Heads up: At or around 11:00 a.m. today (Monday, March 2), we're re-merging the Gawker Newsfeed with the Gawker.com front page. The old Newsfeed URL will redirect to Gawker.com, and posts that were previously published or shared to Newsfeed will now be shared to the front page instead.
Update: Due to some unforeseen difficulties, we're leaving Newsfeed up for now while we work out kinks with the redirect. We won't be sharing anything to it, and with any luck the redirect should be complete in a day or so.
You will never see one of those "A reminder:" posts again.
Otherwise, the system will remain largely the same: We'll still be dividing up many of our posts section by section, and sharing the bulk of those posts to the front page, and we'll still be covering the same stories with the same mix of humor, fearlessness, self-righteousness, and juvenility.
So, if all you care about is the best way to get the most Gawker, you can go ahead and change (or re-change) (or not change, since the URL will redirect) your bookmarks and head back to Gawker.com.

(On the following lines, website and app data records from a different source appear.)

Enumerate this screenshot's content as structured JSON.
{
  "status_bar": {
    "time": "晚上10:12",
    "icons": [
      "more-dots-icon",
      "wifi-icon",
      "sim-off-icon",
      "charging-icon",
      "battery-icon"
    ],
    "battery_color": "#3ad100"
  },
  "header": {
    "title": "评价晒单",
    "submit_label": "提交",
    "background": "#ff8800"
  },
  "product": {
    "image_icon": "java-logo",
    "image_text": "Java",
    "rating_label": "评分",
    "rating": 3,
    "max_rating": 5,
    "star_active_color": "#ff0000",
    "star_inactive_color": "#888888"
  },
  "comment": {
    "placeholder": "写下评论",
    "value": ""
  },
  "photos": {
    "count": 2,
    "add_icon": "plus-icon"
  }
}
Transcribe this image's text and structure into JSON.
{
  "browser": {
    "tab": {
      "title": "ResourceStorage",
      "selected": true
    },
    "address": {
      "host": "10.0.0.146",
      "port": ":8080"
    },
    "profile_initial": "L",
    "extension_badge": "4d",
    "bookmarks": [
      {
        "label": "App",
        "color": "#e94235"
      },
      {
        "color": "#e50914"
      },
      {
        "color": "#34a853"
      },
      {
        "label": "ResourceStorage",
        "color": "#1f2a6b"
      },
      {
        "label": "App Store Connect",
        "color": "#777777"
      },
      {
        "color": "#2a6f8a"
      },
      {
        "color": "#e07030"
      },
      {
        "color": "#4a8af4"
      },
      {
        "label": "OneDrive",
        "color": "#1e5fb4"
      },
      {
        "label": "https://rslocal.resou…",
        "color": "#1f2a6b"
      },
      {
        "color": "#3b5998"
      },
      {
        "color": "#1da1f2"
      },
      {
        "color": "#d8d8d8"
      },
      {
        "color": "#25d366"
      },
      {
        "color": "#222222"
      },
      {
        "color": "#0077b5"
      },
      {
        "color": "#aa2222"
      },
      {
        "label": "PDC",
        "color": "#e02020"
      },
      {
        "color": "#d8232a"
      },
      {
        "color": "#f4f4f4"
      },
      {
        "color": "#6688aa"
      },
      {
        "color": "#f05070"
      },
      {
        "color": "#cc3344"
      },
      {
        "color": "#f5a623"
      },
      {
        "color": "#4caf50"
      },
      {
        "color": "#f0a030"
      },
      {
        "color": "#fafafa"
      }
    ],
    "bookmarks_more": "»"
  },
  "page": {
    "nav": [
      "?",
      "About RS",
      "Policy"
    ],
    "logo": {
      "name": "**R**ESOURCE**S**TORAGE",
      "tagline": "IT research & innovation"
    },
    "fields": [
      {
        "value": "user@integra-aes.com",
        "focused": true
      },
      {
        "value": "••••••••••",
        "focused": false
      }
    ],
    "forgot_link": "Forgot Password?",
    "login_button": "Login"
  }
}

For explanation about why we're switching back, read on.
First, a reminder about why we introduced Newsfeed in the first place.
Gawker's CMS, Kinja, rigidly adheres to a chronologically ordered feed, with no real ability to feature or "pin" posts. This is fairly unique among publishers in our space. Buzzfeed, Vox, and Vice, to name three frenemies, all devote significant real estate, on desktop and mobile, to "featured" stories; of the three mystical axes of content organization—"latest," "popular," and "featured"—Kinja devotes space to only the first two.
This can make it difficult, in a direct comparison, for Gawker's front page to stand out. Newsfeed was an attempt to move the "latest" list to a sub-blog so the homepage could be devoted to "featured." Another way of thinking about it is that Gawker's front page would become the big top-story "splash" of the previous design, while Newsfeed would be the "latest stories" rail.
Ideally, this design would satisfy everyone: Obsessive readers, who could simply read the Newsfeed; regular but infrequent readers, who could load the front page to see the best of what we'd done in the period since they last visited; and drive-by social-traffic readers, who don't give a shit about our homepage since they came from Facebook.
This has worked to some extent. Newsfeed has seen a slow increase in adoption as a direct destination, but after six weeks is still only at around 40 percent of what our homepage traffic is. Overall traffic's held steady at a respectable 17.7ish million uniques for February, but we won't get a gold-and-white dress photo every month, and we were seeing frustrating dips in time spent on the site. We also were worried about SEO trouble, as the sub-blogs don't reflect as Gawker.com posts to Google, but that was a relatively obscure worry
The thing is, we could live with static traffic and slow adoption. But Newsfeed is also just kind of a pain.
We'd already largely solved the problem it was meant to combat—the overwhelming march of content pushing stuff down the page—by slowing ourselves down and focusing on things we cared about.
And the web-publishing truism that the "homepage is dead" is not quite as true as we thought it might be for Gawker. We still have a significant, loyal (and valuable) audience that visits the site daily or more, and while that audience will probably shrink some as people turn toward mobile and social networks for their bathroom and bored-at-the-office time, there's no reason to hasten that trend. If and when Facebook chokes all of us publishers out, it'll be nice to have some regular readers.
And, ultimately, Kinja just isn't designed for what we'd been using Newsfeed for. Without automated sharing or clear and frictionless navigation, it was very easy for writers to forget to share, and readers to get lost between blogs. And while the tech team, the wind beneath our wings, is hard at work on improving sharing and navigation, they're also working hard on a new product roadmap, and understandably don't want to waste resources on introducing features that they won't be able to support down the line.
(Also, the writers hated it!)